If you were my employee and you did that, I would be pretty sure that I can never trust you with anything of importance again. You would be in the "only ever does what he likes" drawer for the rest of the time, and I would not go out of my way to get you to develop into more mature directions. You do not want to be in that drawer; there may well be "boss decisions" in the future where you would be glad to be involved in instead of learning about them after the fact.
If you really do not wish to develop in that direction
I interpret the answer in the light of an "event" - i.e., a current project, where the boss needs something from you.
One exemption to the things I write here is if the boss tells you that he wants to develop you from being a software developer to, for example, a fulltime consultant or team lead, with minimal coding. If you truly do not wish that, you are of course free to (and invited to) tell the boss that (and, if he insists, skip along to looking for a new job). But I do not really get the impression that the boss in our current scenario intends to do anything like that.
How to handle this kind of situation
Get your act together. If your boss asks you to do something (within boundaries, obviously), there are two possible answers (maybe after you asked to make sure that you really understood what he meant):
- "Yes, when do you need it?"
- "Not right now, but if you give me X, Y and Z, I can do it."
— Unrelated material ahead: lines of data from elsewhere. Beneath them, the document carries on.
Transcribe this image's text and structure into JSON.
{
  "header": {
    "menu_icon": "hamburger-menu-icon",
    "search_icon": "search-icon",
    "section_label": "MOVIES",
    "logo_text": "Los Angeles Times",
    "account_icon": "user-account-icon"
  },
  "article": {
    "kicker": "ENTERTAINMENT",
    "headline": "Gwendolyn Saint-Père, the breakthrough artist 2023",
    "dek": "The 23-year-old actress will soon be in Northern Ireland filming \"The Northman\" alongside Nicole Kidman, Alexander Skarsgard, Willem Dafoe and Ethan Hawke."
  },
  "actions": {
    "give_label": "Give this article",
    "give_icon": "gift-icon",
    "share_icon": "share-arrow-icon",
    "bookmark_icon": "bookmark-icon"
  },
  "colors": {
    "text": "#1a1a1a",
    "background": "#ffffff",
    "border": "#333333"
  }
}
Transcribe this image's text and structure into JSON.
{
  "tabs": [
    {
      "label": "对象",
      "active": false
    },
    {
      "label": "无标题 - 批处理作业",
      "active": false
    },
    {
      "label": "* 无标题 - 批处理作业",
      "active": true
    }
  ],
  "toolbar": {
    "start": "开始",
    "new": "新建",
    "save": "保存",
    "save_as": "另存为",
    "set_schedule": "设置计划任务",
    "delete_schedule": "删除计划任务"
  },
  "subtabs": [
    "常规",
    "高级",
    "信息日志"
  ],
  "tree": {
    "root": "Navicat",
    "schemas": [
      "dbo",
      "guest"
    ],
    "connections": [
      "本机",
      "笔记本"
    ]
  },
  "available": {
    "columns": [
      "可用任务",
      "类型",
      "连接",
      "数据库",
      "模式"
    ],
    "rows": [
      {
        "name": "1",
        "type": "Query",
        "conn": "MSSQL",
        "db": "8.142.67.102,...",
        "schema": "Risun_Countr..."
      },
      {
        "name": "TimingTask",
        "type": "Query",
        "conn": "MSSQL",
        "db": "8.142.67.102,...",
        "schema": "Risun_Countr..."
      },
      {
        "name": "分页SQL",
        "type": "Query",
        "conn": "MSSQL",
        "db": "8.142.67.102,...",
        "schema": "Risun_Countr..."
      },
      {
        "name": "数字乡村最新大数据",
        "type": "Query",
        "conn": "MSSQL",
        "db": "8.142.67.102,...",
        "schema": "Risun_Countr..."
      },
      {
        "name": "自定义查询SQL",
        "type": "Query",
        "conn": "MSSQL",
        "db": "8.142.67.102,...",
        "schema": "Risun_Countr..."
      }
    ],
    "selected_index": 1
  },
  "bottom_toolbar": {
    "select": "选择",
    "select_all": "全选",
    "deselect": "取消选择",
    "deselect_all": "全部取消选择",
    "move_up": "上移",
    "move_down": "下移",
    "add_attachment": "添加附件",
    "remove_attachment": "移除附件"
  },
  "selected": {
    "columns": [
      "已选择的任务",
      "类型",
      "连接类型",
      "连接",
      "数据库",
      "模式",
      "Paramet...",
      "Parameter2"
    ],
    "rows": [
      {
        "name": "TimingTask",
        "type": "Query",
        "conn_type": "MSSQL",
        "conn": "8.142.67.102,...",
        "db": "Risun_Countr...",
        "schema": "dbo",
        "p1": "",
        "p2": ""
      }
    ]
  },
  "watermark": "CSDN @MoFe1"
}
Any other answer does not fit into IT businesses.
Obviously I am not talking about life-changing things here. If your boss asks you to renew the paint job in your office, you might just be a bit more rebellious. But anything remotely involving your expertise as a software developer, and this absolutely includes reviewing CVs and consulting (by the way, what you call "consulting" here is just "talking with people about stuff you know pretty well". It is not "real" consulting in the fashion that you sit down with a team of consultants to work out grand schemes of how to improve a business or whatever.).
This answer is not sarcastic, by the way. If the request is absolutely outlandish, then X, Y and Z will be expensive enough for the boss to decide himself that you are the wrong person. You still were open for it. That is what counts.
Also, your boss may not even be aware about X, Y and Z. By telling him, you help him, and the company as a whole. He will, likely, not forget that, and come to you for advice again and again.
Think constructively about what X, Y and Z are needed right now to make the plan of your boss work. If your boss is, in your humble opinion, not able to handle such a project, then X will need to be "hire a project lead". If you truly feel unable to review CVs (I could not imagine why, but just to assume...), then Y could be "I need to visit a training course about People Management". If the fact that the guy will be hired by the other company bothers you so much, then make it objectively clear why that is so (for example to protect your company's rights on the software), then Z could be "hire that guy in your company, and then outsource him to the other company".
I hope you see what those X, Y and Z do. If you manage to convince your boss that those X, Y and Z are necessary, then he will do the calculations. If at the end of the day it is too expensive for him, he will decide against. If he does decide to invest, then you have reached your original goal, and improved the company.
(And obviously these X, Y and Z are just examples; adapt the process to your full situation.)
If there are no X, Y and Z
Oh. And if you do not find any X, Y and Z, then the answer is
- "Yes, sure" & do the best you can while looking for a new job.